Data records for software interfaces
########

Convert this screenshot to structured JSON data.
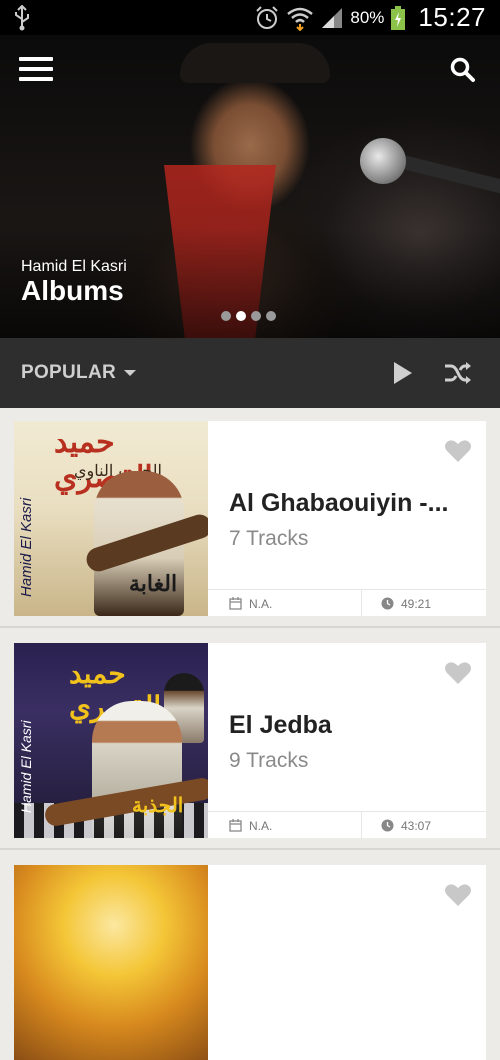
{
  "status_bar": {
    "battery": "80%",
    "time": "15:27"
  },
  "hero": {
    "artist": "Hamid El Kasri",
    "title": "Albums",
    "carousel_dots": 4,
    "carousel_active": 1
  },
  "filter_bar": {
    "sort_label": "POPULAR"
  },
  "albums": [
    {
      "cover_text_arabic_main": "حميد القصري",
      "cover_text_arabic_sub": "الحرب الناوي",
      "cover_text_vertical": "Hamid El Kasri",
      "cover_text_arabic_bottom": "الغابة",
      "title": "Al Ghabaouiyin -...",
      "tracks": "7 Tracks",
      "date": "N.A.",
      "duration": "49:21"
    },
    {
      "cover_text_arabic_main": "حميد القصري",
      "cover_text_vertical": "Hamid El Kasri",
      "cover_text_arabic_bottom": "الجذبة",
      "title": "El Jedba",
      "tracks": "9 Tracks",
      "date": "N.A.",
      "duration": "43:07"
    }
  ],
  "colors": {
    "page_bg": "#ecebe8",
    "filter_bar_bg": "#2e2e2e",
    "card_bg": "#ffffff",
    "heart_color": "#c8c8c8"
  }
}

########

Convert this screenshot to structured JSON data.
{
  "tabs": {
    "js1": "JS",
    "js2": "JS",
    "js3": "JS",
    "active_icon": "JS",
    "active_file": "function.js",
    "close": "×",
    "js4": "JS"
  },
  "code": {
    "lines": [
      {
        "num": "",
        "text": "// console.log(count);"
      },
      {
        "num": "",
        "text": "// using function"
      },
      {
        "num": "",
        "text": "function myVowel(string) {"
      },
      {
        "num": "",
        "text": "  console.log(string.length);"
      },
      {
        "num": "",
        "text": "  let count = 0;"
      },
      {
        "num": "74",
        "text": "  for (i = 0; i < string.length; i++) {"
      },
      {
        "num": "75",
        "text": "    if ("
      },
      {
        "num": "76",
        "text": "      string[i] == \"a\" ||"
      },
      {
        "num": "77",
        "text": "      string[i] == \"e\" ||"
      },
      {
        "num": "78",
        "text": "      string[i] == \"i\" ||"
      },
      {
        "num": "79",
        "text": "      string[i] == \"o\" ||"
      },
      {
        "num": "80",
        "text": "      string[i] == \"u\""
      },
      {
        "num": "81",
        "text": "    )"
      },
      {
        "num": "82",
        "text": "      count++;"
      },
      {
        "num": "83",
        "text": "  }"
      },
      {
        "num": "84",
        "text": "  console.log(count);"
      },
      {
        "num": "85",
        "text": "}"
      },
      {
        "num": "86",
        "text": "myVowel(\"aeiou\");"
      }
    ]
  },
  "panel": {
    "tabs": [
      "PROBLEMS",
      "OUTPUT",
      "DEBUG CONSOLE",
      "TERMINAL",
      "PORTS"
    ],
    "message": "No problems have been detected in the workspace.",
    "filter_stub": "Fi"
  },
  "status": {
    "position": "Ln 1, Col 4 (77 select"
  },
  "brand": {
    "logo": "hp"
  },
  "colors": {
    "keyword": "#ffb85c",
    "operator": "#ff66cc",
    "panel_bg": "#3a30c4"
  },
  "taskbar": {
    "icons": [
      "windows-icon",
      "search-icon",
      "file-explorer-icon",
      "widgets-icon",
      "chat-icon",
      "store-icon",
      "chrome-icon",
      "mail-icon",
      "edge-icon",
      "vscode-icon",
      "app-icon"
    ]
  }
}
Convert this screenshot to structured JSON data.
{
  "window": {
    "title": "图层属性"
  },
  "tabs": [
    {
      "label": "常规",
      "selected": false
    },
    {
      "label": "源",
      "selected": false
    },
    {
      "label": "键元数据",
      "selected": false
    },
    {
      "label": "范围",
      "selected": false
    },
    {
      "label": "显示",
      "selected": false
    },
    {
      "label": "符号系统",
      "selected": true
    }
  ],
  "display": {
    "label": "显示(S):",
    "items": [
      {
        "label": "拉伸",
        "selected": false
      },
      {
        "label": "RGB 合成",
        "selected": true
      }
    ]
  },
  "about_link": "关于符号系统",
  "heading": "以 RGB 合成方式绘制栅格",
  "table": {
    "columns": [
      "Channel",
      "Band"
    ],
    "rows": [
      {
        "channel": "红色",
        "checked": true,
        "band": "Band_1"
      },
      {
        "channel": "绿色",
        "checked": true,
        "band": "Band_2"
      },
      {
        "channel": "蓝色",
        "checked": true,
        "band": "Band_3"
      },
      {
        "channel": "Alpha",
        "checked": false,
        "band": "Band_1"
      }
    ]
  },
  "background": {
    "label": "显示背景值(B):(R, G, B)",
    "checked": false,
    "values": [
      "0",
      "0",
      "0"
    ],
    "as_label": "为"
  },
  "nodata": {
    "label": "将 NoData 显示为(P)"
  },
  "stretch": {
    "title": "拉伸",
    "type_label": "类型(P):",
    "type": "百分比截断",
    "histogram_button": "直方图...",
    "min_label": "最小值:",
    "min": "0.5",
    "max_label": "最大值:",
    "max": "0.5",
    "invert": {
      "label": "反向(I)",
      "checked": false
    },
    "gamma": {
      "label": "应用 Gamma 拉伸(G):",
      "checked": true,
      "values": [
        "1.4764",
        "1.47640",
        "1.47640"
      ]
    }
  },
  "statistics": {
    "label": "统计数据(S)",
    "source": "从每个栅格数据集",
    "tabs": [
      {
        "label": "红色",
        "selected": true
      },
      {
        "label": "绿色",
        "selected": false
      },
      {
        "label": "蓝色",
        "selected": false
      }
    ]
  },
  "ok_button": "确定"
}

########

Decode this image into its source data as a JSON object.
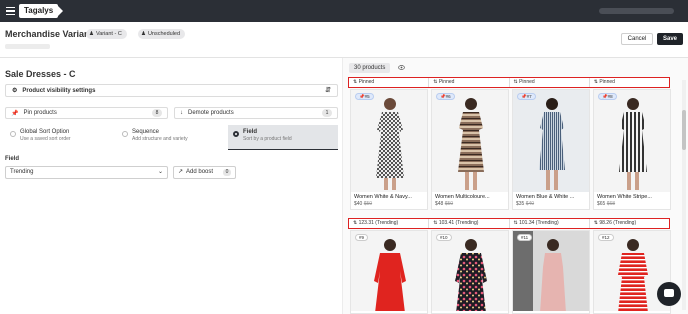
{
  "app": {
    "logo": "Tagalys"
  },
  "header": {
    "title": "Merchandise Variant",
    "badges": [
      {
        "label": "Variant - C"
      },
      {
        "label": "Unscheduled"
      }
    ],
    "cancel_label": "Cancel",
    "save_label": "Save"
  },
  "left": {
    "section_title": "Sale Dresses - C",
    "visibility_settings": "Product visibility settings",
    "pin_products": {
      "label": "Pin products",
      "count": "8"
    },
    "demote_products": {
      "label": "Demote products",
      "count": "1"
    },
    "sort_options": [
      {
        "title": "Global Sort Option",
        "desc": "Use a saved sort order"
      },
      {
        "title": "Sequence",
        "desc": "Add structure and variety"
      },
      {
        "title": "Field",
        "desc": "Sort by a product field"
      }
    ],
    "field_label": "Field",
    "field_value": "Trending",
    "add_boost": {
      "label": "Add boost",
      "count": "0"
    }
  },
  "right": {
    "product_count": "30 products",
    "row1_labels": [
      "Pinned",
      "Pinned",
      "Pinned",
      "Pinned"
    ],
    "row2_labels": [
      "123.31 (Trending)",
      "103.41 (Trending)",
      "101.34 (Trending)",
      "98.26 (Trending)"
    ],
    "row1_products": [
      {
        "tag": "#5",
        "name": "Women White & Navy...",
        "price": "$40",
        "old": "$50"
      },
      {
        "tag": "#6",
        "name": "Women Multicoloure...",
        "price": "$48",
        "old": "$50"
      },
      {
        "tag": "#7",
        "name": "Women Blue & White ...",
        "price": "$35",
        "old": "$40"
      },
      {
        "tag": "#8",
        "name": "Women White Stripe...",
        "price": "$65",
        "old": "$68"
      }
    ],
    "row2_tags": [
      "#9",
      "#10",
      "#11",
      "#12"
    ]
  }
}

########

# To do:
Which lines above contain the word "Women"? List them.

# Written solution:
        "name": "Women White & Navy...",
        "name": "Women Multicoloure...",
        "name": "Women Blue & White ...",
        "name": "Women White Stripe...",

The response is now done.